Jill Morelli, Certified Genealogist®, lives in the Pacific Northwest and lectures across the country specializing in methodology, unique record sets, 19th century Midwest and her Scandinavian and Northern German ancestors. She serves as President of the Seattle Genealogical Society and shares her enthusiasm for her passion with whoever will listen. She demystifies the journey of applying for the Certified Genealogist credential through her blog and her online class.

GEM: We introduced Cina Johnson as our liaison with the Family History Library. She conducted a short survey of members on their use of FamilySearch and demonstrated search features on the FamilySearch web site.

Saturday, 21 October 2017

What Does Your Handwriting Say About You... And Your Ancestors?

Speaker: Kathi McKnight

In her talk, Kathi engaged the audience to learn 3 easy steps analyze anyone’s signature. Throughout her talk she revealed many industry secrets and showed how and why this ancient science has stood the test of time and is still being used today.

Author and internationally recognized master certified graphologist Kathi McKnight has analyzed thousands of handwriting samples since 1991. President of the Rocky Mountain Graphology Association, she is regularly sought out by the media to give expert opinions. Kathi has been featured on Dr. Oz, CNN, Fox TV, Today Show, Washington Post, Real Simple Magazine, Sport Illustrated and much more. She speaks, consults and demonstrates how to use the ancient science of handwriting analysis to understand ourselves and others. And even how to change your writing to change your life

Using humor and deep insight, Kathi keeps audiences on the edge of their seats as they learn about this fascinating, ancient and very revealing science.

Saturday, 18 November 2017

Pueblo’s Working Class Foundation: Exploring Ethnic Communities in an Early 20th Century Steel Town

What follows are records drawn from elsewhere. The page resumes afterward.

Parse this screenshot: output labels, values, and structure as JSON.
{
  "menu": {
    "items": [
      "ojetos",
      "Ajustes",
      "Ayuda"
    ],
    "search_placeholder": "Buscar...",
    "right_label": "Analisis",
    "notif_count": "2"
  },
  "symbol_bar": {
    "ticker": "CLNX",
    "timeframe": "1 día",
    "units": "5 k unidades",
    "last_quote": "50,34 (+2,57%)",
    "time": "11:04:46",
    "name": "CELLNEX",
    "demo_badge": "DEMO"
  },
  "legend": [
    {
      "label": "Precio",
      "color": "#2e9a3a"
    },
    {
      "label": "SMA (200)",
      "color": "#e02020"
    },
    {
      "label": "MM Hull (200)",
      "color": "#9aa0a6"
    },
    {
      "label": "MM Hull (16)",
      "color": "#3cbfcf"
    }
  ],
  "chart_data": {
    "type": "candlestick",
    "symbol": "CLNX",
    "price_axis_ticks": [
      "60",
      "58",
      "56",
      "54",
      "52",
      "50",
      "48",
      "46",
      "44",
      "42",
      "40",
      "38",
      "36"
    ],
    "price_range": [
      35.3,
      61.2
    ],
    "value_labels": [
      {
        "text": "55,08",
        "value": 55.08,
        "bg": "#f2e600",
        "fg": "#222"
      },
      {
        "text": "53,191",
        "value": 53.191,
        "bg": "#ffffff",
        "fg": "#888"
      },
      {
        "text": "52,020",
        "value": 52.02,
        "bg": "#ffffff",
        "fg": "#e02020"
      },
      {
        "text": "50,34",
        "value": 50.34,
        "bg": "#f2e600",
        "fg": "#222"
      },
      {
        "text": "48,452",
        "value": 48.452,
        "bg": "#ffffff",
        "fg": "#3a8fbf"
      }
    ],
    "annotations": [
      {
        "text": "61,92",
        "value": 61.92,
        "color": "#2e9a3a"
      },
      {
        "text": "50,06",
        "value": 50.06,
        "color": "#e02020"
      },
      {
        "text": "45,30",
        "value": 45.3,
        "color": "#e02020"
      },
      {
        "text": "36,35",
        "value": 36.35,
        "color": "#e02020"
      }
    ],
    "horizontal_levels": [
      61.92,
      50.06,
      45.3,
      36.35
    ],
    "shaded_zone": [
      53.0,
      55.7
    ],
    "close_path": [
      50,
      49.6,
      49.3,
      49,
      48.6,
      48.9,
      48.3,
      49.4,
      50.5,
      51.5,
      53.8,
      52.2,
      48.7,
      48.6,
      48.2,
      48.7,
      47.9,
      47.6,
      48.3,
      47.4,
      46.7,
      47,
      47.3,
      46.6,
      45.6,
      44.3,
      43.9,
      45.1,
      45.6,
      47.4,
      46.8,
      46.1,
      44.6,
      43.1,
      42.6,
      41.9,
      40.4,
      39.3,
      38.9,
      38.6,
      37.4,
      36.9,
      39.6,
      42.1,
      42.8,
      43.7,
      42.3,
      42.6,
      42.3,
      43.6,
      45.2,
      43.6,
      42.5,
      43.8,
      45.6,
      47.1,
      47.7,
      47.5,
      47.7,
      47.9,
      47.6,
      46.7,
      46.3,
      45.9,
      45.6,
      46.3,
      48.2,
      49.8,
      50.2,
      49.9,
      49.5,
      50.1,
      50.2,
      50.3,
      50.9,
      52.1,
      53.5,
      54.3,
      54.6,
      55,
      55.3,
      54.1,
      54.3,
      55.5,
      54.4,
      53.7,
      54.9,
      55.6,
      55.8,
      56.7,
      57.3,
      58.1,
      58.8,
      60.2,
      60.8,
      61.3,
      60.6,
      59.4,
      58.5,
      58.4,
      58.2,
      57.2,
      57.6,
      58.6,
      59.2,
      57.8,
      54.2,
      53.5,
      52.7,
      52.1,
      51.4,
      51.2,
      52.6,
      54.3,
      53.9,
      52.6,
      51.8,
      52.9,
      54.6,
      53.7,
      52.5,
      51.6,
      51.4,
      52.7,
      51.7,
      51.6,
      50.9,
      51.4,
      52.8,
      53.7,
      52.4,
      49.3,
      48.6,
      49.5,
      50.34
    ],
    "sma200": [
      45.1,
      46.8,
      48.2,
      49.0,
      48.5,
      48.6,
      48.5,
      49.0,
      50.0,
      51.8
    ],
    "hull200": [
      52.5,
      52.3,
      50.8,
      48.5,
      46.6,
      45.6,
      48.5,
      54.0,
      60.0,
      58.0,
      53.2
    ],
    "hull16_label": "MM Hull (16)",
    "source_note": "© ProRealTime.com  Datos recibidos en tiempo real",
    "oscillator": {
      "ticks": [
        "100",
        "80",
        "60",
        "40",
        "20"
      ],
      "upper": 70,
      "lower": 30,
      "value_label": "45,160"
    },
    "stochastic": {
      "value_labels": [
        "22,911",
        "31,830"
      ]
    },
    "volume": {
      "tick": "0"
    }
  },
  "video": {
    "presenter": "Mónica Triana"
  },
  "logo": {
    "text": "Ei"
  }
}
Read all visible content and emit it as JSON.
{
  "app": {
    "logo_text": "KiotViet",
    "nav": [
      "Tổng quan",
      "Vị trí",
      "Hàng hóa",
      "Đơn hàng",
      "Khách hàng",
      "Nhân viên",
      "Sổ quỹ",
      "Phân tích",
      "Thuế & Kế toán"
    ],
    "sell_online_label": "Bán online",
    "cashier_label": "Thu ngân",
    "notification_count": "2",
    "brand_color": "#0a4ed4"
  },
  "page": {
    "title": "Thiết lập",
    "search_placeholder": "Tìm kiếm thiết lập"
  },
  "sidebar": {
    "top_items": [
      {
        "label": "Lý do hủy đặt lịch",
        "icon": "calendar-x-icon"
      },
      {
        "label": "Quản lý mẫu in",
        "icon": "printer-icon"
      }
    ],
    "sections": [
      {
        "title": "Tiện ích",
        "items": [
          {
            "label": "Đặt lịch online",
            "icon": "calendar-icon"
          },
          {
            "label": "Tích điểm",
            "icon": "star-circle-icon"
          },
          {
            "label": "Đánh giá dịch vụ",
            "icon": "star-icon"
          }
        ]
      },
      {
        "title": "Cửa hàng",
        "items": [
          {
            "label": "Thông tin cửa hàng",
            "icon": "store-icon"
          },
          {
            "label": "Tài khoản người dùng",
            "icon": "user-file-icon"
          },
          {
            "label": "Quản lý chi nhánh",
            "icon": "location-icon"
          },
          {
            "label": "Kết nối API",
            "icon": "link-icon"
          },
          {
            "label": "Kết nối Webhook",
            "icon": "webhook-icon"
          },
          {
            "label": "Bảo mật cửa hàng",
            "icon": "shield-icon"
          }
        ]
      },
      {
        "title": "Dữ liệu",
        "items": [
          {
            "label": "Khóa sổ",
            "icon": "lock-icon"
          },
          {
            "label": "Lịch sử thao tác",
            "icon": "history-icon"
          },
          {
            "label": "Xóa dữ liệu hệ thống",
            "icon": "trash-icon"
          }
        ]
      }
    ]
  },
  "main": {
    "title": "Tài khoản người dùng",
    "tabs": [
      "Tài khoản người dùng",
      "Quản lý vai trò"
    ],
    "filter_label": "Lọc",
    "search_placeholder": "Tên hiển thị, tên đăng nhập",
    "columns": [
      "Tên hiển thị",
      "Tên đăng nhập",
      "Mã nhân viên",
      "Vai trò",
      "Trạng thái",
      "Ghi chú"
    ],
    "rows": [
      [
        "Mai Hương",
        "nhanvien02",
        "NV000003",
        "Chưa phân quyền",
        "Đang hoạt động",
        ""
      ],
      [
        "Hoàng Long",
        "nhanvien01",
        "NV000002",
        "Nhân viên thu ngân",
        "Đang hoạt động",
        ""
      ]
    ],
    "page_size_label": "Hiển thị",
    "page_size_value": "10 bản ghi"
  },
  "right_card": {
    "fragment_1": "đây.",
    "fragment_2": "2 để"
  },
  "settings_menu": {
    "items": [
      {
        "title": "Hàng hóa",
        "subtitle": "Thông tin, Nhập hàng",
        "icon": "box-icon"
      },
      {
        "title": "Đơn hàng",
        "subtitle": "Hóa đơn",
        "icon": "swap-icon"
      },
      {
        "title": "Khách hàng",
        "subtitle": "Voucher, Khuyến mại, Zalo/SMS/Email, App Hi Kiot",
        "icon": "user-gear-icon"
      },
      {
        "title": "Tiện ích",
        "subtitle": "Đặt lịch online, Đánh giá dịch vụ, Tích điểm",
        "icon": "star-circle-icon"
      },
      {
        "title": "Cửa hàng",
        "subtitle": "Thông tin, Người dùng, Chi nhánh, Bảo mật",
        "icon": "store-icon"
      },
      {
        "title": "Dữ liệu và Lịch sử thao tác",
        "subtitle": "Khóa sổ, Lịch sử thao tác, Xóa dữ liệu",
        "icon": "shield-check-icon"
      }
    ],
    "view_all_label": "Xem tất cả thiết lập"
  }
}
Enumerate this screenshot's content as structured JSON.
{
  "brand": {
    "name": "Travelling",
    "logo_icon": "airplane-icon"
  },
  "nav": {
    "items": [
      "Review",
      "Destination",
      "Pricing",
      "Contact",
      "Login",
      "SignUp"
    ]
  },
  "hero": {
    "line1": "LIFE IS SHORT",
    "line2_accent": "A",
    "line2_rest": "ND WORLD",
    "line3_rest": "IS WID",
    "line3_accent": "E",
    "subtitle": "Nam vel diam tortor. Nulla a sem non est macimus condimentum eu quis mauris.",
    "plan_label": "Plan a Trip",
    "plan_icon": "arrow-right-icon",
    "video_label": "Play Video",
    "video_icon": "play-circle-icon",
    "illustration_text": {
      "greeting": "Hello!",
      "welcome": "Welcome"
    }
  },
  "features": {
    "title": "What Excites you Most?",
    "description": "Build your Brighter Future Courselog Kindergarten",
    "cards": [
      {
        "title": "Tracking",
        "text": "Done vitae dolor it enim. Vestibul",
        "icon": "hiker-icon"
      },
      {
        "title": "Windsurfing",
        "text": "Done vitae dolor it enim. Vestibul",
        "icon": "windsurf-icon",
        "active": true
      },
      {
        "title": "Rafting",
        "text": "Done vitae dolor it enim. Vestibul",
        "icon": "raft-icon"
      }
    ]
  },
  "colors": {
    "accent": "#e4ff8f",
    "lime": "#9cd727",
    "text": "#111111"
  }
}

Speaker: Dr. James Walsh

This talk looked at Pueblo, Colorado during the 1920s, based upon census data from 1920 and the coal miners' strike of 1927-8. James looked at specific ethnic communities in Pueblo and surrounding mining camps, immigration patterns, and worker resistance and solidarity.

Dr. James Walsh has taught history and political science at CU Denver for the past 18 years, specializing in labor, immigration, social movements, Irish America, and the use of "organic" theater in the classroom. Walsh is also the founder of the Romero Theater Troupe, an all- volunteer community theater troupe whose mission is to preserve stories of human rights acts and activists past and present.

Saturday, 20 January 2018

Using FamilySearch, Basic Methods to Enhance Your Genealogy

Speaker: Cina Johnson

With all the changes and updates in FamilySearch, Cina took us back to the basics. If you just started with FamilySearch or have been a long time user, Cina brought us up to date on the newest features and how to efficiently use Family Search. We learned to search records, make connections and tell stories.

Cina started working at the local Family History Center 26 years ago, just before FamilySearch released the Ancestral File on CD. She and her husband served in the Family and Church History mission in Salt Lake City in 2004-2005. They were assigned to work with the group who were preparing training and support materials for the “New FamilySearch”, which is now the FamilySearch Family Tree. Since then, she has served as an assistant director of her Family History Center. She is currently employed by RootsMagic, which is fully FamilySearch Certified. This long history of working with and around FamilySearch gives her perspective to the past and a working knowledge of the current website and it’s features. She is looking forward to helping the members of the CGS better utilize the many resources of FamilySearch.

See our new page about Cina and her alliance with us. Use that page to get in touch with her with questions or recommend topics for future programs.

Back to Top